Slowdive is somewhat still new to me (I discovered them in September of 2014). I remember, so vividly, the first time I heard their song “Alison.” I have tried so many times to put into words everything that I felt when I heard that song for the very first time… sorrow, heartache, hope, loss, intense love. The world seemed to close in around me; nothing mattered except their sound. Butterflies fluttered around in my stomach. It was ethereal, magical, out-of-this-world. From the very first line, I knew I had discovered something that would change my life (overdramatic, but seriously). I had never heard anything like it; I’m pretty sure that was the first shoegaze song I had ever knowingly listened to.

Slowdive was my introduction into a whole new world of music. After discovering them, I became immersed in the 90′s shoegaze/dream pop music scene, which in turn has become a very huge part of me. When someone else tells me that Souvlaki (1993) is their favorite album… ah, it’s like my mind/heart forms a strange connection to others who love that album in the same way I do. I think this might be because of the person who introduced me to Slowdive in the first place; we had just met, and he told me that his favorite song was “Alison.” While I was listening to it and getting lost in the captivating sound, I had this extraordinary feeling in my gut that he would become a big part of my life. He did, and I guess now whenever I meet someone who also has a strong connection with Slowdive, I get a feeling that they’re really special too. So far, this instinct has always proven to be correct.

My personal favorite song of theirs is “When the Sun Hits,” but honestly EVERY song off their 1993 album, Souvlaki, is incredible. It's probably and positively my favorite album of all time, which is a big statement- I know. I actually got the surreal chance to see them live in March of 2016 at the Burgerama festival at the Observatory in Orange County. To my extreme disappointment, Rachel Goswell got food poisoning the night before and was unable to perform.

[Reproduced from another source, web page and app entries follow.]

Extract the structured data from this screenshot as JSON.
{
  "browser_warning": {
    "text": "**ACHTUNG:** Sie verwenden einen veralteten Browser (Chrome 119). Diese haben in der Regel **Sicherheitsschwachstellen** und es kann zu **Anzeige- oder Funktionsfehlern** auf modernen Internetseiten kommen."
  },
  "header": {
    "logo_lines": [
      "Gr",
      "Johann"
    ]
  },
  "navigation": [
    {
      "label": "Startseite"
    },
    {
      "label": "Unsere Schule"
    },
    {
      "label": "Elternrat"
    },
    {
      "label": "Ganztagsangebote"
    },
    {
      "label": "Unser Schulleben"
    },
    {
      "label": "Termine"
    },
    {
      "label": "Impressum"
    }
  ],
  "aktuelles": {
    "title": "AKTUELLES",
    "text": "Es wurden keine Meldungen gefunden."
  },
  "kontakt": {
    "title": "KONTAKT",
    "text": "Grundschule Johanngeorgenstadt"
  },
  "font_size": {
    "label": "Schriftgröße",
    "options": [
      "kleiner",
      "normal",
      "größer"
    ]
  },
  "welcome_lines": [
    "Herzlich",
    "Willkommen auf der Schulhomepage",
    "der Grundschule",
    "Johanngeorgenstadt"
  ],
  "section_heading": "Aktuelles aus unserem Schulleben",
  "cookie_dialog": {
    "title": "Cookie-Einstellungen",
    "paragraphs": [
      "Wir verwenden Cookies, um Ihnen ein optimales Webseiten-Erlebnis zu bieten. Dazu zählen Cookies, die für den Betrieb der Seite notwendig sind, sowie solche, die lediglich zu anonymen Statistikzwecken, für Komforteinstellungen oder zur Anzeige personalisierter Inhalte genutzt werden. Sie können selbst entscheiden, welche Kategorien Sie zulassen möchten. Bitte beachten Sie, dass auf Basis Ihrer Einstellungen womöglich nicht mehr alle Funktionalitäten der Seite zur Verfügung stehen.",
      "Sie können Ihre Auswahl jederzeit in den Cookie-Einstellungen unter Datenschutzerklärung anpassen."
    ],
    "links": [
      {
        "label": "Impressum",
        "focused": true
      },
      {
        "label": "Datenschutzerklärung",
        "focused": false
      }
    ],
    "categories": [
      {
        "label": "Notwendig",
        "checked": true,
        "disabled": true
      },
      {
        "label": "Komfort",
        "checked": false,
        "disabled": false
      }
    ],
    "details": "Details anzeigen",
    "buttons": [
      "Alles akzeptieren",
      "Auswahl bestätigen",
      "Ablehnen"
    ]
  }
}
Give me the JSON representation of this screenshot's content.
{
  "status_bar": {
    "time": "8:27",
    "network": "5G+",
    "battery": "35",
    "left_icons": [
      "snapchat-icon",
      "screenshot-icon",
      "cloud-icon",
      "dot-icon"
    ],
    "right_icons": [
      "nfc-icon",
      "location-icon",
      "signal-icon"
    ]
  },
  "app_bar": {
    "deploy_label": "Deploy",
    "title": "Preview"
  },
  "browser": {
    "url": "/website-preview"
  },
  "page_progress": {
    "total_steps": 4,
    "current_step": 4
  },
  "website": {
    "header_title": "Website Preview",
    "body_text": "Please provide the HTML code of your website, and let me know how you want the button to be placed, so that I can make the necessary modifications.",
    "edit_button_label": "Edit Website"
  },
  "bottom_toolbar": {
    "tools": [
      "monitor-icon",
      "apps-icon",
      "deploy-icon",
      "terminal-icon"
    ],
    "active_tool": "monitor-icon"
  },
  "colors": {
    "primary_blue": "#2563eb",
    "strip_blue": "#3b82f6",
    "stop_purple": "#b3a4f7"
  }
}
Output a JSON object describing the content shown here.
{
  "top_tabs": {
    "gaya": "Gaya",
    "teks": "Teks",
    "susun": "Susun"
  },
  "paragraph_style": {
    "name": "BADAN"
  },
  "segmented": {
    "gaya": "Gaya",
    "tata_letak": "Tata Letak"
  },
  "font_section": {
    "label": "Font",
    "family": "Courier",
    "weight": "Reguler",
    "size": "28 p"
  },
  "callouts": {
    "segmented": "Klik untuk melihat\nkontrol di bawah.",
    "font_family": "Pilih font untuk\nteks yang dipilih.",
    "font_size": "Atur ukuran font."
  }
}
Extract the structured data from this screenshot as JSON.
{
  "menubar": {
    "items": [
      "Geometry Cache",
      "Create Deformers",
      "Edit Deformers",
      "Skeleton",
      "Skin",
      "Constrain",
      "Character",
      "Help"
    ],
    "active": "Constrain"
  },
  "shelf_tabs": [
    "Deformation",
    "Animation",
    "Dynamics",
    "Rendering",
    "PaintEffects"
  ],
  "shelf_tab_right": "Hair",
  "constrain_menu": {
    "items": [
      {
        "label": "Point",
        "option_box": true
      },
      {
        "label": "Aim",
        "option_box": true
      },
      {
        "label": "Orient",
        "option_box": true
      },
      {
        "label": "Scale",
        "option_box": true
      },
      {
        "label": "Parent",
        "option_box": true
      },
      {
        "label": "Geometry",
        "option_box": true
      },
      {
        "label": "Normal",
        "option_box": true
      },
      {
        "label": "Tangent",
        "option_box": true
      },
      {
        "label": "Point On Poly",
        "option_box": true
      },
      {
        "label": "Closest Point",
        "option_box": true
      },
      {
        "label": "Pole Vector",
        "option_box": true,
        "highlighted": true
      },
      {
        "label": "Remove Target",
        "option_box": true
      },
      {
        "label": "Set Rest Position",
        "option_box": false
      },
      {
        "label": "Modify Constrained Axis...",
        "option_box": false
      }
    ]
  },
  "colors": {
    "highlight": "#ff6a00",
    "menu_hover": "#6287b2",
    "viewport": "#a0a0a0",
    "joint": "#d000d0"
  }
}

However, it was still absolutely mind-blowing, and they played all my favorite songs, including “Alison,” “Dagger,” “Machine gun,” “Crazy For You,” and “When the Sun Hits.” Since they broke up in 1995, I never thought I’d actually get the chance to see them perform live.

If you are interested, Pitchfork released this really great Slowdive/Souvlaki documentary that i have watched around 3 times now (although I am not particularly a fan of Pitchfork, it’s a really superb doc). It goes into depth about the early years of Slowdive, signing on to Creation Records, Rachel & Neil’s relationship, and eventually what led to their disbandment. It’s definitely a must-watch for any Slowdive fan, and has inspired me to appreciate them/their music in a new light.

Slowdive just released their self-titled album on May 5th on Dead Oceans, an independent record label based in the US (their first Slowdive album in 22 years). My favorite songs off the album: "Sugar For the Pill," "No Longer Making Time," and "Slomo." It's still so surreal for me that Slowdive, in the year 2017, released new music and are playing shows. I will be seeing them at FYF Fest in Los Angeles this summer and I absolutely cannot wait!

Instagram: @SlowdiveOfficial
Twitter: @SlowdiveBand